|Doug Engelbart and David Nordfors|
On December 9, world leaders debated global climate in Copenhagen and Obama was in Oslo to accept his Nobel. I was sharing a glass of wine with Doug Engelbart, father of personal computing as we know it, in the kitchen of Mei Lin Fung, Doug's long-time friend, in Palo Alto. It was a potluck dinner, shoes off, sparing Mei Lin's floors. I sensed links. Half a world away, people were commemorating the world's biggest problems, preparing for gala dinners, while we toasted the birth of perhaps the most powerful tool in human hands, sitting in that cozy kitchen among people who had made it happen.
Doug was guest of honor. In San Francisco, on Dec 9 1968, his 'Mother of All Demos' gave birth to the modern PC: Doug and his SRI team, with chief engineer Bill English, demo'ed for the first time personal computing as we recognize it today, showing the first computer mouse, interactive text, video conferencing, teleconferencing, email, hypertext and a collaborative real-time editor.
|Mei Lin Fung|
When groups face common problems, power goes to those who must agree for anything to happen. Often their political power and the value of their 'OK' grows as they hold out--supply and demand. If the problem is bad and people want their 'OK' they say 'Well, first YOU must [insert demads here].' They may be conscientious, backed by their constituencies, so it might not seem immoral. Leaders build power, stature and wealth for their followers by gatekeeping. Some may get a Nobel, others may end up in the International Criminal Court in the Hague. The need for consensus breeds gatekeeping. That's the game.
Back to Mei Lin's kitchen. It might be closer to the solution than banquet halls in world capitals. The name 'Mother of All Demos' came later. The actual name marking the birth of real personal computing was 'a research center for augmenting human intellect.' Doug's idea was not to make computers smarter, it was to help people be smarter. Computers had been about automation, replacing but not augmenting intellect. Doug was lucky, a chosen researcher supported by J.C.R. 'Lick' Licklider at ARPA, the visionary accredited for planting the seeds of computing in the digital age. Normal funders disdained people like Doug: the ideas did not fit their funding.
Lick coined the "intergalactic computer network," a vision of computers collaborating. The Internet protocol that enabled it was invented by Vint Cerf and Bob Kahn. Vint - often referred to as 'father of the Internet' - is today at Google, still reforming civilization.
Doug hosted the second node of the Arpanet, the predecessor of the Internet, at his SRI center, believing that by networking PCs humanity could improve its 'collective intelligence' and solve tougher problems: such as avoid nuclear wars, stop pandemics and solve environmental issues. Solutions via traditional multilateral agreements may be hard: they engender gatekeeping, brinkmanship and cheating on agreements.
But through improved PCs and the Internet, it is easier to innovate, to introduce game-changing novelties, that can bypass obstacles to getting things done. If gatekeepers disagree, innovate and re-design the game to work without them.

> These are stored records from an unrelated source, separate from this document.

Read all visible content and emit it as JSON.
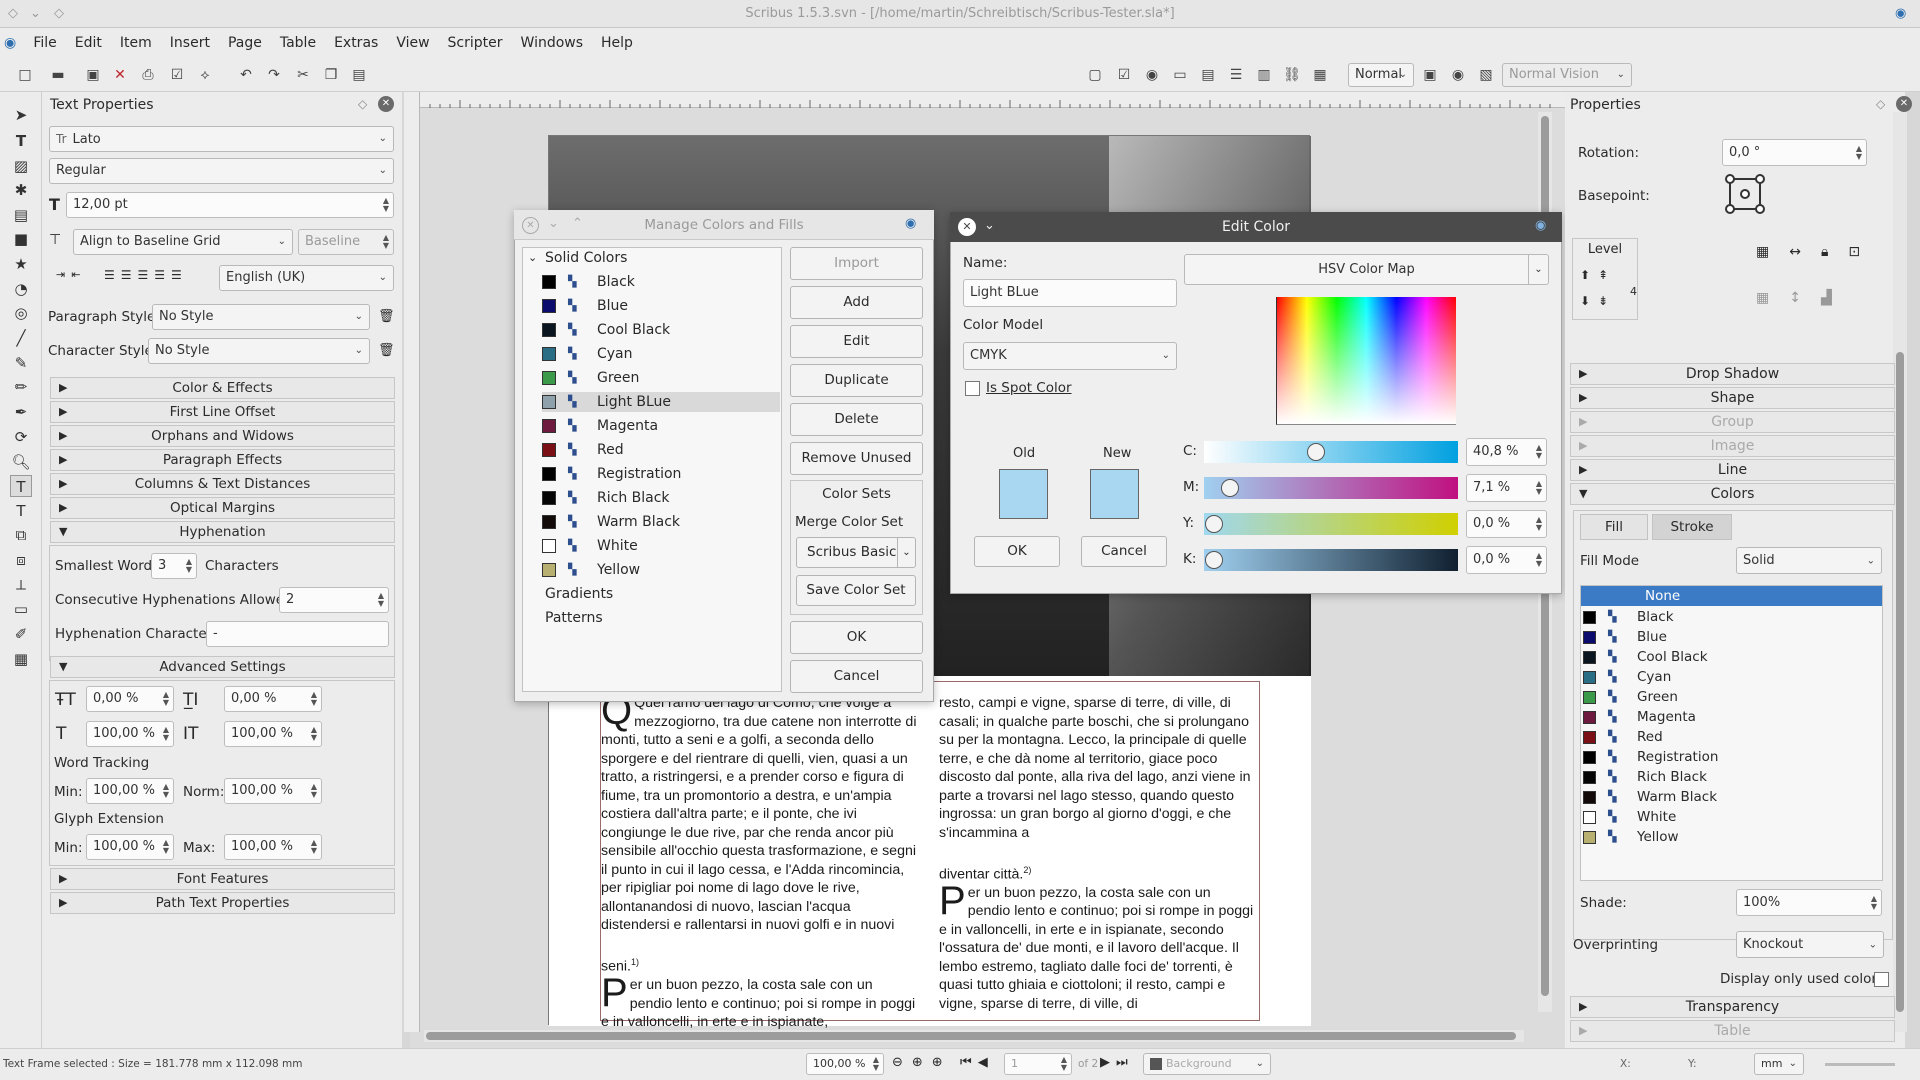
{
  "window": {
    "title": "Scribus 1.5.3.svn - [/home/martin/Schreibtisch/Scribus-Tester.sla*]"
  },
  "menu": [
    "File",
    "Edit",
    "Item",
    "Insert",
    "Page",
    "Table",
    "Extras",
    "View",
    "Scripter",
    "Windows",
    "Help"
  ],
  "toolbar": {
    "mode": "Normal",
    "vision": "Normal Vision"
  },
  "text_properties": {
    "title": "Text Properties",
    "font": "Lato",
    "font_prefix": "Tr",
    "style": "Regular",
    "size": "12,00 pt",
    "align": "Align to Baseline Grid",
    "baseline": "Baseline",
    "language": "English (UK)",
    "paragraph_style_label": "Paragraph Style:",
    "paragraph_style": "No Style",
    "character_style_label": "Character Style:",
    "character_style": "No Style",
    "sections": [
      "Color & Effects",
      "First Line Offset",
      "Orphans and Widows",
      "Paragraph Effects",
      "Columns & Text Distances",
      "Optical Margins"
    ],
    "hyphenation": {
      "title": "Hyphenation",
      "smallest_label": "Smallest Word:",
      "smallest": "3",
      "characters": "Characters",
      "consecutive_label": "Consecutive Hyphenations Allowed:",
      "consecutive": "2",
      "char_label": "Hyphenation Character:",
      "char": "-"
    },
    "advanced": {
      "title": "Advanced Settings",
      "v1": "0,00 %",
      "v2": "0,00 %",
      "v3": "100,00 %",
      "v4": "100,00 %",
      "word_tracking": "Word Tracking",
      "min_label": "Min:",
      "min": "100,00 %",
      "norm_label": "Norm:",
      "norm": "100,00 %",
      "glyph_extension": "Glyph Extension",
      "gmin_label": "Min:",
      "gmin": "100,00 %",
      "gmax_label": "Max:",
      "gmax": "100,00 %"
    },
    "font_features": "Font Features",
    "path_text": "Path Text Properties"
  },
  "manage_colors": {
    "title": "Manage Colors and Fills",
    "solid_colors": "Solid Colors",
    "colors": [
      {
        "name": "Black",
        "hex": "#000000"
      },
      {
        "name": "Blue",
        "hex": "#0b0b6e"
      },
      {
        "name": "Cool Black",
        "hex": "#0a1520"
      },
      {
        "name": "Cyan",
        "hex": "#2a6e86"
      },
      {
        "name": "Green",
        "hex": "#3a9a4a"
      },
      {
        "name": "Light BLue",
        "hex": "#8fa2ab"
      },
      {
        "name": "Magenta",
        "hex": "#6e1a3e"
      },
      {
        "name": "Red",
        "hex": "#7a1015"
      },
      {
        "name": "Registration",
        "hex": "#000000"
      },
      {
        "name": "Rich Black",
        "hex": "#050505"
      },
      {
        "name": "Warm Black",
        "hex": "#120a08"
      },
      {
        "name": "White",
        "hex": "#ffffff"
      },
      {
        "name": "Yellow",
        "hex": "#b8b070"
      }
    ],
    "gradients": "Gradients",
    "patterns": "Patterns",
    "buttons": {
      "import": "Import",
      "add": "Add",
      "edit": "Edit",
      "duplicate": "Duplicate",
      "delete": "Delete",
      "remove_unused": "Remove Unused",
      "ok": "OK",
      "cancel": "Cancel"
    },
    "color_sets": "Color Sets",
    "merge_color_set": "Merge Color Set",
    "set": "Scribus Basic",
    "save_color_set": "Save Color Set"
  },
  "edit_color": {
    "title": "Edit Color",
    "name_label": "Name:",
    "name": "Light BLue",
    "model_label": "Color Model",
    "model": "CMYK",
    "spot": "Is Spot Color",
    "map": "HSV Color Map",
    "old": "Old",
    "new": "New",
    "swatch": "#a9d6f0",
    "ok": "OK",
    "cancel": "Cancel",
    "channels": [
      {
        "label": "C:",
        "value": "40,8 %",
        "fraction": 0.408
      },
      {
        "label": "M:",
        "value": "7,1 %",
        "fraction": 0.071
      },
      {
        "label": "Y:",
        "value": "0,0 %",
        "fraction": 0
      },
      {
        "label": "K:",
        "value": "0,0 %",
        "fraction": 0
      }
    ]
  },
  "document_text": {
    "left": "Quel ramo del lago di Como, che volge a mezzogiorno, tra due catene non interrotte di monti, tutto a seni e a golfi, a seconda dello sporgere e del rientrare di quelli, vien, quasi a un tratto, a ristringersi, e a prender corso e figura di fiume, tra un promontorio a destra, e un'ampia costiera dall'altra parte; e il ponte, che ivi congiunge le due rive, par che renda ancor più sensibile all'occhio questa trasformazione, e segni il punto in cui il lago cessa, e l'Adda rincomincia, per ripigliar poi nome di lago dove le rive, allontanandosi di nuovo, lascian l'acqua distendersi e rallentarsi in nuovi golfi e in nuovi",
    "left_end": "seni.",
    "left_fn": "1)",
    "left2_drop": "P",
    "left2": "er un buon pezzo, la costa sale con un pendio lento e continuo; poi si rompe in poggi e in valloncelli, in erte e in ispianate,",
    "right": "resto, campi e vigne, sparse di terre, di ville, di casali; in qualche parte boschi, che si prolungano su per la montagna. Lecco, la principale di quelle terre, e che dà nome al territorio, giace poco discosto dal ponte, alla riva del lago, anzi viene in parte a trovarsi nel lago stesso, quando questo ingrossa: un gran borgo al giorno d'oggi, e che s'incammina a",
    "right_end": "diventar città.",
    "right_fn": "2)",
    "right2_drop": "P",
    "right2": "er un buon pezzo, la costa sale con un pendio lento e continuo; poi si rompe in poggi e in valloncelli, in erte e in ispianate, secondo l'ossatura de' due monti, e il lavoro dell'acque. Il lembo estremo, tagliato dalle foci de' torrenti, è quasi tutto ghiaia e ciottoloni; il resto, campi e vigne, sparse di terre, di ville, di"
  },
  "properties": {
    "title": "Properties",
    "rotation_label": "Rotation:",
    "rotation": "0,0 °",
    "basepoint_label": "Basepoint:",
    "level": "Level",
    "level_num": "4",
    "sections": [
      "Drop Shadow",
      "Shape",
      "Group",
      "Image",
      "Line"
    ],
    "colors": "Colors",
    "fill_tab": "Fill",
    "stroke_tab": "Stroke",
    "fill_mode_label": "Fill Mode",
    "fill_mode": "Solid",
    "none": "None",
    "list": [
      {
        "name": "Black",
        "hex": "#000000"
      },
      {
        "name": "Blue",
        "hex": "#0b0b6e"
      },
      {
        "name": "Cool Black",
        "hex": "#0a1520"
      },
      {
        "name": "Cyan",
        "hex": "#2a6e86"
      },
      {
        "name": "Green",
        "hex": "#3a9a4a"
      },
      {
        "name": "Magenta",
        "hex": "#6e1a3e"
      },
      {
        "name": "Red",
        "hex": "#7a1015"
      },
      {
        "name": "Registration",
        "hex": "#000000"
      },
      {
        "name": "Rich Black",
        "hex": "#050505"
      },
      {
        "name": "Warm Black",
        "hex": "#120a08"
      },
      {
        "name": "White",
        "hex": "#ffffff"
      },
      {
        "name": "Yellow",
        "hex": "#b8b070"
      }
    ],
    "shade_label": "Shade:",
    "shade": "100%",
    "overprinting_label": "Overprinting",
    "overprinting": "Knockout",
    "used_only": "Display only used colors",
    "transparency": "Transparency",
    "table": "Table"
  },
  "status": {
    "text": "Text Frame selected : Size = 181.778 mm x 112.098 mm",
    "zoom": "100,00 %",
    "page": "1",
    "of": "of 2",
    "layer": "Background",
    "x": "X:",
    "y": "Y:",
    "unit": "mm"
  }
}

|Doug Engelbart and Bill English|
Bill is holding the Google Phone
Voices--including Thomas Friedman's--are saying that innovation, not multilateral regulation, should drive the climate issue. The ideal: a balance between innovation and regulation. Necessary international agreements can be driven by the innovation ecosystem, putting gatekeepers at risk of being bypassed. And international agreements can enable the innovation ecosystem, through creating incentives.
PS. The achievement of 'the Mother of All Demos' was astonishing. Mei Lin: "That demo was never supposed to work." It might not have if not for Bill English. Bill was there, showing his new cell phone. Later it became known that Google had given beta versions of its own Android to selected people (Bill probably among them). Did anyone in Oslo or Copenhagen get one?